He is known for discovering elements of the periodic table, for the invention of a lamp in 1815 which would save the lives of hundreds of thousands of miners and as an electrochemical pioneer.
But it is the unpublished poetry of the British chemist Sir Humphry Davy – and the intriguing connections between his poems and scientific breakthroughs – that are now electrifying academics.
Researchers at Lancaster University have discovered that Davy secretly wrote down hundreds of poems in the same notebooks he used to record his ground-breaking electrochemical experiments, discoveries and revelations.
Almost all of these poems – including the one that appeared on Sunday in the Observer for the first time – has never been read before and offers fascinating insights into the inner workings of one of the most extraordinary scientific minds of the 19th century.
“The poetry is just everywhere,” says Sharon Ruston, an English professor at Lancaster University, who, with the help of nine other academics and nearly 3,500 volunteers worldwide, has spent the past four years sorting through 11,417 pages of Davy’s many 200 -year- old notebooks.
“You get a real sense of the man himself and his thought processes as he works through things.”
A friend of Samuel Taylor Coleridge and the poet laureate Robert Southey, Davy was born, Ruston said, “before we had the idea that there was a dividing line between the arts and sciences”, and has only a few poems in his published lifetime, because he was praised by his famous friends.
But the notebooks reveal that his devotion to his craft was so strong that poems “sometimes drift into space, with stories of chemical discoveries”, and are found on “pages where you can see, from the condition of the page, that he is doing chemical experiments”.
These pages, which are torn, burnt or have “several stains on them from what he was wearing”, suggest that Davy wrote poems even in his laboratory, where he pioneered the field of electrolysis.

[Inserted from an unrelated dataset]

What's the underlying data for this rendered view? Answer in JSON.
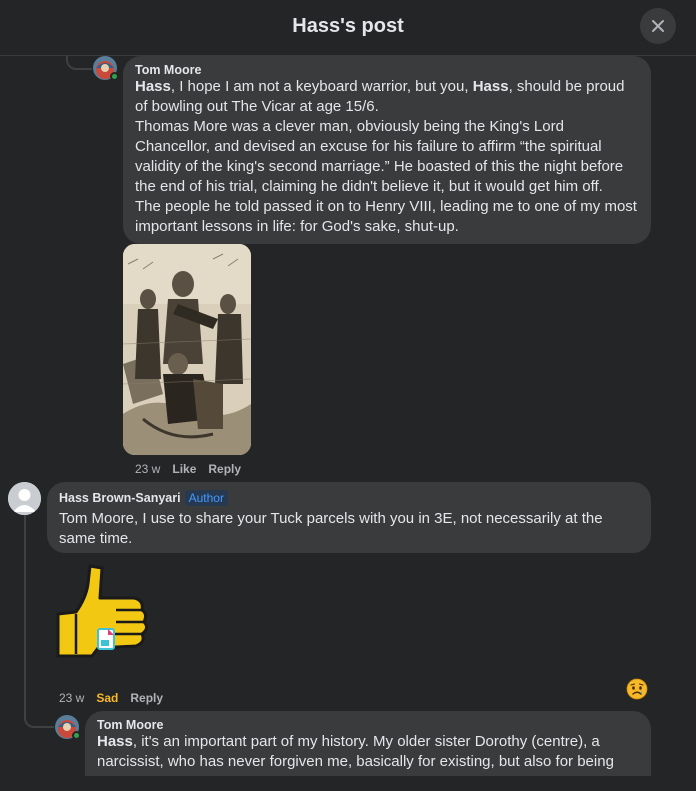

Ruston said, “He writes over nitrogen oxide or galvanism. But then there are also poems. These two things happen to him simultaneously. He tries to find out what the world is and how to understand the world.”
One of the most exciting finds is a poem written by Davy about the ruins he saw in Greece and Rome while on a continental tour between 1813 and 1815, which is interspersed with scientific notes about the material found in the ruins. and sculptures were used.
“This tour is quite an important moment in Davy’s life,” said Ruston.
It was during this tour of Europe with his protégé Michael Faraday, who would go on to invent the first electric generator, that Davy proved the elemental nature of iodine and that diamonds are made of carbon.
She said: “It blew their minds because you start to realize that one substance can take many different forms. So Davy has this real worldview, that there is nothing in the world that can be created or destroyed. All the matter we have is all around us, but it is constantly changing, very slowly, into new forms.” Ruston sees a “symbiotic relationship” between Davy’s science and his poetry. “They work with each other.”
For example, he would write about the chemical reasons why leaves change color and then a few pages later compose a poem about the color of leaves. He thought and wrote about his ideas, Ruston said, “in both ways: poetry and science. And in his poetry you can see his scientific knowledge, and in his science you can see poetic language and persuasive rhetoric, and his facility to express himself.”
Mark Miodownik, professor of materials and society at University College London, said the discovery of Davy’s poems was significant because it demonstrated that “you can’t be a great scientist and you can’t be a creative person. The idea that the creative industries are exclusively for the arts and humanities is a modern fallacy.”
Poetry was a private part of Davy’s creative process. “I think he couldn’t help himself. He’s so full of wonder and awe that he had to do that — things were going around in his head and he had to get them out,” Miodownik said.
The notebooks also contain doodle-like sketches of landscapes and faces, and notes about buying candlesticks and other everyday matters. “We have the pages where he actually isolates potassium with electrolysis. But in the middle of it, he mentioned this person and their address,” Ruston said.
Her team discovered it was a reference to a tailor. “We think he’s been thinking about how he’s going to announce his amazing discovery at the Royal Society and he’ll need a new suit to do that,” she said.
One of the poems found in Davy’s notebooks, published for the first time
You great memorials of the fate of man;
This is a moral lesson for our eyes
Stronger and more impressive than the leather
Which envelops the wiser learning and heavy tomes.
To erect a temple and satisfy
Imperial pride and luxury. The world
Was ruined as a million slaves were taught to lift the pole
Suitable for barbaric sports. In which the blood
Some of the man was dumped. The master of the world
The image of eternal majesty
Torn by the fangs of the relentless beast
The rack was brought from Egypt.
Ancient Greece was robbed of all her gods
Her temples are spoiled.
And the deities that Phidias fashioned
Was brought to the capital in slavery
What remains now, pillars & broken shafts
A pile of ruins. Witness those massive walls
Where once a hundred thousand votes were cast
The Dying Gladiator; silence reigns
And terrible loneliness – yet a spirit dwells
Within these ruins.